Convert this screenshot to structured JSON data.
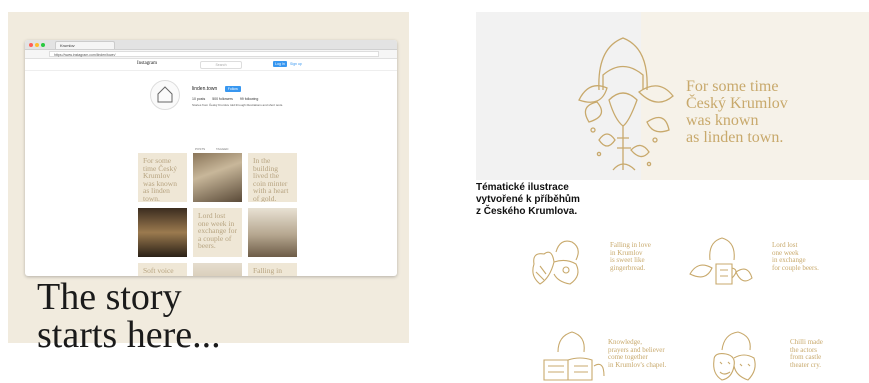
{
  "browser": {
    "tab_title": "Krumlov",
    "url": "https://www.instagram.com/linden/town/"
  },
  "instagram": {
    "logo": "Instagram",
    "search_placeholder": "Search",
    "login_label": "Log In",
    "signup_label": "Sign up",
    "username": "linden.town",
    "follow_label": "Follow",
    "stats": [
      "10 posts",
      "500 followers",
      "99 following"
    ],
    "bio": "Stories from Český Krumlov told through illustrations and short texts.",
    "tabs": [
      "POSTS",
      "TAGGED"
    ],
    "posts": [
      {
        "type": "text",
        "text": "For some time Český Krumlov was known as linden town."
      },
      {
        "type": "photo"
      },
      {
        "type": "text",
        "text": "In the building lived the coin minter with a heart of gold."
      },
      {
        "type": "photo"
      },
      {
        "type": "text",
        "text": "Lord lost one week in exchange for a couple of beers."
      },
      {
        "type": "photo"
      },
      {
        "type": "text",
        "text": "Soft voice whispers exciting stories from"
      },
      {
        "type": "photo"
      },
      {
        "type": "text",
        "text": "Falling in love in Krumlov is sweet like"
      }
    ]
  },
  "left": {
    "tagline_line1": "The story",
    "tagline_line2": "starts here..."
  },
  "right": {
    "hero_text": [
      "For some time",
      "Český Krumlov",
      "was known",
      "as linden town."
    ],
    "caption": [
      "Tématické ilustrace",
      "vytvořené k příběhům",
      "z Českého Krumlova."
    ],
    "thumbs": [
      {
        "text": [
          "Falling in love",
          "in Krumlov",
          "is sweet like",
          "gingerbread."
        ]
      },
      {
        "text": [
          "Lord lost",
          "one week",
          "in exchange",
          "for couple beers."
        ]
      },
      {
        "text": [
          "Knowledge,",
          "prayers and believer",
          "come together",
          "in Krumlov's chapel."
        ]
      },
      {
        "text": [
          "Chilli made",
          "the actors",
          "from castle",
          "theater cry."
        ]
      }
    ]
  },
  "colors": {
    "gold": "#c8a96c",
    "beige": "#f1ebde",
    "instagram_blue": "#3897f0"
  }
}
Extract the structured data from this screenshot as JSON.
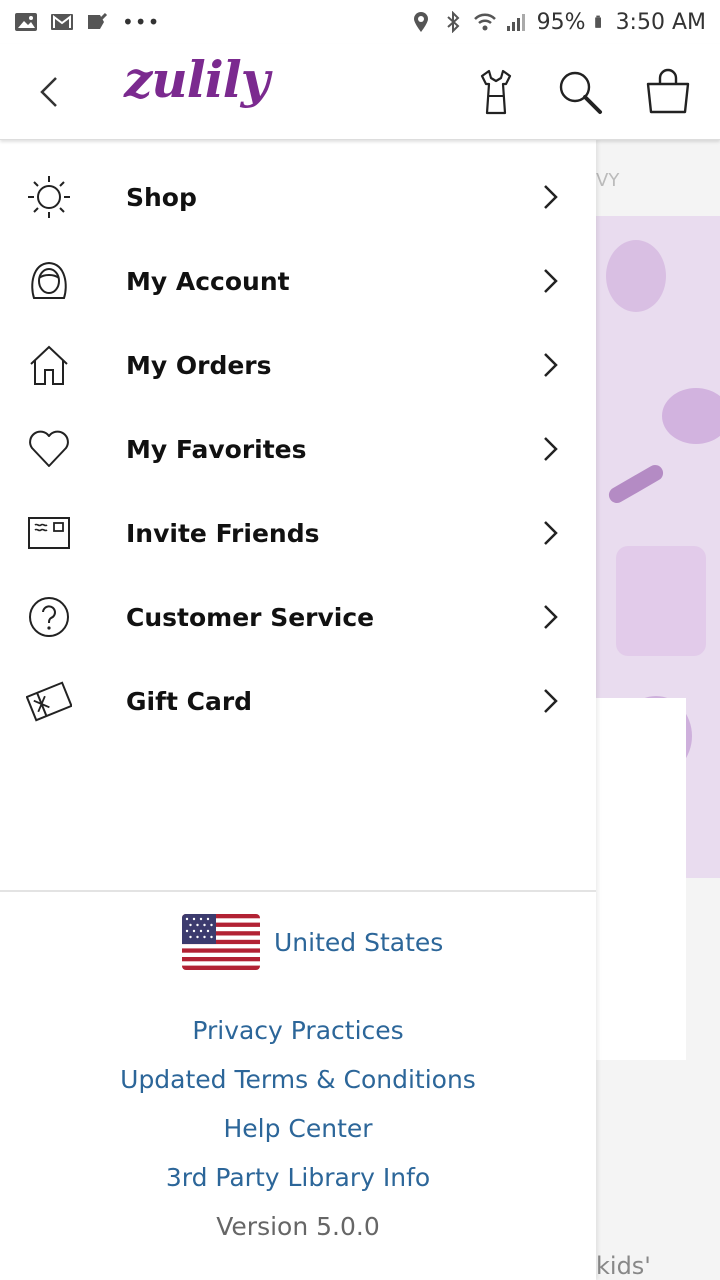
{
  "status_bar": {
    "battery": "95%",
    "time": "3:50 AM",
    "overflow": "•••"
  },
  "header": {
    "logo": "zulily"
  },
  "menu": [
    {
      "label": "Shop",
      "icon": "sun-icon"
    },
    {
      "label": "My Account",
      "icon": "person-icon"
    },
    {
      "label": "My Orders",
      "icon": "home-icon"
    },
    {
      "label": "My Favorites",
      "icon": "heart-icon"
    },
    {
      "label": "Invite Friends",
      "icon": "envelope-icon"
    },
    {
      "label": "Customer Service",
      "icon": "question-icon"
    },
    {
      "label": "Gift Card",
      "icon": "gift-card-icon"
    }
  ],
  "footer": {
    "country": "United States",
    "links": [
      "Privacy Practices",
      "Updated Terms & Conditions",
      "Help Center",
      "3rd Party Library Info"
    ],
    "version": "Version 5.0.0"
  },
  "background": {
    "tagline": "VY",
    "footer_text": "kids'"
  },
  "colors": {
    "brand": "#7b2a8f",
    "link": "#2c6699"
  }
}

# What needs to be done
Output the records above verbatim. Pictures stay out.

# Result for this task
Convert this screenshot to structured JSON data.
{
  "browser": {
    "tab_title": "Krumlov",
    "url": "https://www.instagram.com/linden/town/"
  },
  "instagram": {
    "logo": "Instagram",
    "search_placeholder": "Search",
    "login_label": "Log In",
    "signup_label": "Sign up",
    "username": "linden.town",
    "follow_label": "Follow",
    "stats": [
      "10 posts",
      "500 followers",
      "99 following"
    ],
    "bio": "Stories from Český Krumlov told through illustrations and short texts.",
    "tabs": [
      "POSTS",
      "TAGGED"
    ],
    "posts": [
      {
        "type": "text",
        "text": "For some time Český Krumlov was known as linden town."
      },
      {
        "type": "photo"
      },
      {
        "type": "text",
        "text": "In the building lived the coin minter with a heart of gold."
      },
      {
        "type": "photo"
      },
      {
        "type": "text",
        "text": "Lord lost one week in exchange for a couple of beers."
      },
      {
        "type": "photo"
      },
      {
        "type": "text",
        "text": "Soft voice whispers exciting stories from"
      },
      {
        "type": "photo"
      },
      {
        "type": "text",
        "text": "Falling in love in Krumlov is sweet like"
      }
    ]
  },
  "left": {
    "tagline_line1": "The story",
    "tagline_line2": "starts here..."
  },
  "right": {
    "hero_text": [
      "For some time",
      "Český Krumlov",
      "was known",
      "as linden town."
    ],
    "caption": [
      "Tématické ilustrace",
      "vytvořené k příběhům",
      "z Českého Krumlova."
    ],
    "thumbs": [
      {
        "text": [
          "Falling in love",
          "in Krumlov",
          "is sweet like",
          "gingerbread."
        ]
      },
      {
        "text": [
          "Lord lost",
          "one week",
          "in exchange",
          "for couple beers."
        ]
      },
      {
        "text": [
          "Knowledge,",
          "prayers and believer",
          "come together",
          "in Krumlov's chapel."
        ]
      },
      {
        "text": [
          "Chilli made",
          "the actors",
          "from castle",
          "theater cry."
        ]
      }
    ]
  },
  "colors": {
    "gold": "#c8a96c",
    "beige": "#f1ebde",
    "instagram_blue": "#3897f0"
  }
}
Extract the structured data from this screenshot as JSON.
{
  "status_bar": {
    "battery": "95%",
    "time": "3:50 AM",
    "overflow": "•••"
  },
  "header": {
    "logo": "zulily"
  },
  "menu": [
    {
      "label": "Shop",
      "icon": "sun-icon"
    },
    {
      "label": "My Account",
      "icon": "person-icon"
    },
    {
      "label": "My Orders",
      "icon": "home-icon"
    },
    {
      "label": "My Favorites",
      "icon": "heart-icon"
    },
    {
      "label": "Invite Friends",
      "icon": "envelope-icon"
    },
    {
      "label": "Customer Service",
      "icon": "question-icon"
    },
    {
      "label": "Gift Card",
      "icon": "gift-card-icon"
    }
  ],
  "footer": {
    "country": "United States",
    "links": [
      "Privacy Practices",
      "Updated Terms & Conditions",
      "Help Center",
      "3rd Party Library Info"
    ],
    "version": "Version 5.0.0"
  },
  "background": {
    "tagline": "VY",
    "footer_text": "kids'"
  },
  "colors": {
    "brand": "#7b2a8f",
    "link": "#2c6699"
  }
}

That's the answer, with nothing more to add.